Sunday, January 17, 2016
As I type out this next statement it seems so so so so very wrong, but after quickly refreshing my memory of Michael Bay's filmography, I've come to the realization that I actually enjoy most of his movies. Which is crazy, because on that same list of titles is one of my most-hated films of all time: Transformers: Revenge of the Fallen. But the fact remains that you can usually count on Bay for a good time at the theater, assuming you can handle lots of testosterone, boobs and explosions. (Semi-relevant side note: my friend was at the Playboy Mansion a few years ago for work (really!) and he texted me that Michael Bay was there. My response? "OF COURSE HE IS.")
Bay's taken on real events before with Pearl Harbor and Pain & Gain, both of which were critically despised (though for the record I kinda loved the latter). So I can't say my hopes were high for 13 Hours. Then there's the fact that most of what's been in the news more recently about the Benghazi tragedy did not exactly sound like movie material: emails, email servers, Hillary Clinton's emails and email servers, marathon Congressional hearings... blah blah blah... zzzzzz. I realize this is shameful and that I am living up (down) to the overall fairly accurate stereotype of an ignorant American, but I feel it's important to be honest that I didn't know a heck of a lot about what actually happened in Benghazi when I went into this movie.
But Bay knows his audience, and so he's got you, fellow fools. He lays it all out at the beginning, quickly explaining where Benghazi is, what was going on there in 2012, and why that context matters. Then we meet some of the people who were working at both the United States' diplomatic compound and the secret CIA annex about a mile down the road. At that annex was a team of six men who all had hardcore military backgrounds and were in Benghazi as CIA security contractors; the screenplay by Chuck Hogan was based on Mitchell Zuckoff's book, which he wrote alongside the five surviving members of that team.

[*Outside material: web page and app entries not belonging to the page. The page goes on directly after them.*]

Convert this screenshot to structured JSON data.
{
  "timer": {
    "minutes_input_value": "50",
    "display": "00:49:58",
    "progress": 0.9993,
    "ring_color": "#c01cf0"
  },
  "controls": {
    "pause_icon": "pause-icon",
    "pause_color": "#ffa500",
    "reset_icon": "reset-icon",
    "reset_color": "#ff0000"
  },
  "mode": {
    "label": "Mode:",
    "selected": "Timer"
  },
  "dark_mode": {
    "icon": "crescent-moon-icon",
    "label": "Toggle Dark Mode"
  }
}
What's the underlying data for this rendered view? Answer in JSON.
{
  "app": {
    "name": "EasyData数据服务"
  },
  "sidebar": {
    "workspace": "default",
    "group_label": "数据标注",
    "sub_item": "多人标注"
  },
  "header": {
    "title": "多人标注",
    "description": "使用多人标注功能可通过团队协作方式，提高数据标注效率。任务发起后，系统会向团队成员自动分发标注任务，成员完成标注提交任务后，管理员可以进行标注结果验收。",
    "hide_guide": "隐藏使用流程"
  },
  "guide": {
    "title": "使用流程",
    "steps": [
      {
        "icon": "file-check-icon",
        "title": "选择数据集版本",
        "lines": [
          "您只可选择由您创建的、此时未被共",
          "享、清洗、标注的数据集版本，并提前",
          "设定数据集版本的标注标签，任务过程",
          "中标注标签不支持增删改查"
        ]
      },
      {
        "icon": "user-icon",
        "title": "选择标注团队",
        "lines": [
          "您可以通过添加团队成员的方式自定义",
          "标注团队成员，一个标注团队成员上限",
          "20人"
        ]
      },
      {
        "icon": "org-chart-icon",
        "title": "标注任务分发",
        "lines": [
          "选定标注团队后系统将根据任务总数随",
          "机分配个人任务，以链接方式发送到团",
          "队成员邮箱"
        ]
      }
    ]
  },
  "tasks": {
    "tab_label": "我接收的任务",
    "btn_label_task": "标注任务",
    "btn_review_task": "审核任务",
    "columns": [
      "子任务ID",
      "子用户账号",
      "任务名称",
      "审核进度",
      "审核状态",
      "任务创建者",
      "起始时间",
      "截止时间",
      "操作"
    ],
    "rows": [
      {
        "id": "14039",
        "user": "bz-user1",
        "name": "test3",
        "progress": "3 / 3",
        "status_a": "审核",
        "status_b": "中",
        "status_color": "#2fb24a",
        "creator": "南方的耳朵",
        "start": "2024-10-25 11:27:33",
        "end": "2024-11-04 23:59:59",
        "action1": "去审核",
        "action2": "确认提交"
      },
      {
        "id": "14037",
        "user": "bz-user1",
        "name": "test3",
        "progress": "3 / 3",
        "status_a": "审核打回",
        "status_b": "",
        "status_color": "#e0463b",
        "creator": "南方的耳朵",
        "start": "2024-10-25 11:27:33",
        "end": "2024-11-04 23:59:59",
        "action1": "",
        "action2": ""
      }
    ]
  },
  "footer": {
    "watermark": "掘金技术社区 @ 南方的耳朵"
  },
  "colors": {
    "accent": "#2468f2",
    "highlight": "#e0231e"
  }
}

As impossible as this may be to believe, 13 Hours isn't a political film. I was dreading that it would be, and was therefore pleasantly surprised that it instead focused almost solely on the Americans who were forced to defend themselves and each other when Islamic militants attacked both the compound and the annex. (In retrospect this focus makes sense, given the screenplay's source material).
When the attack sequences start—and then do not let up for a large chunk of the 144-minute running time—it is often hard to understand exactly what's going on. But I think that was the point. We might be seeing firefights from above, from street level, through windows or from the security team's night-vision goggles, but one thing's clear: it was an all-out shitshow, with the CIA team unable to tell which locals might be on their side versus who might be about to shoot them in the back at any second.
While some of the dialogue in the film is downright embarrassing, I'd still argue that I'm glad it was Michael Bay, of all directors, who made this movie. He kept it about the people directly involved, was respectful to those who lost their lives, and did the right thing by using the Hero Worship filter to depict the actions of a group of people who were profoundly brave and selfless in the face of near-certain death.
But make no mistake: you will not—or at least you should not—leave the theater wanting to pump your fist and holler, "MURICA!!!" You might be, as I was, confused and saddened and angry. And then perhaps you'll also do what I do after seeing any good movie that's "based on true events": get home, smack yourself upside the head and then spend a little time educating yourself on the full story.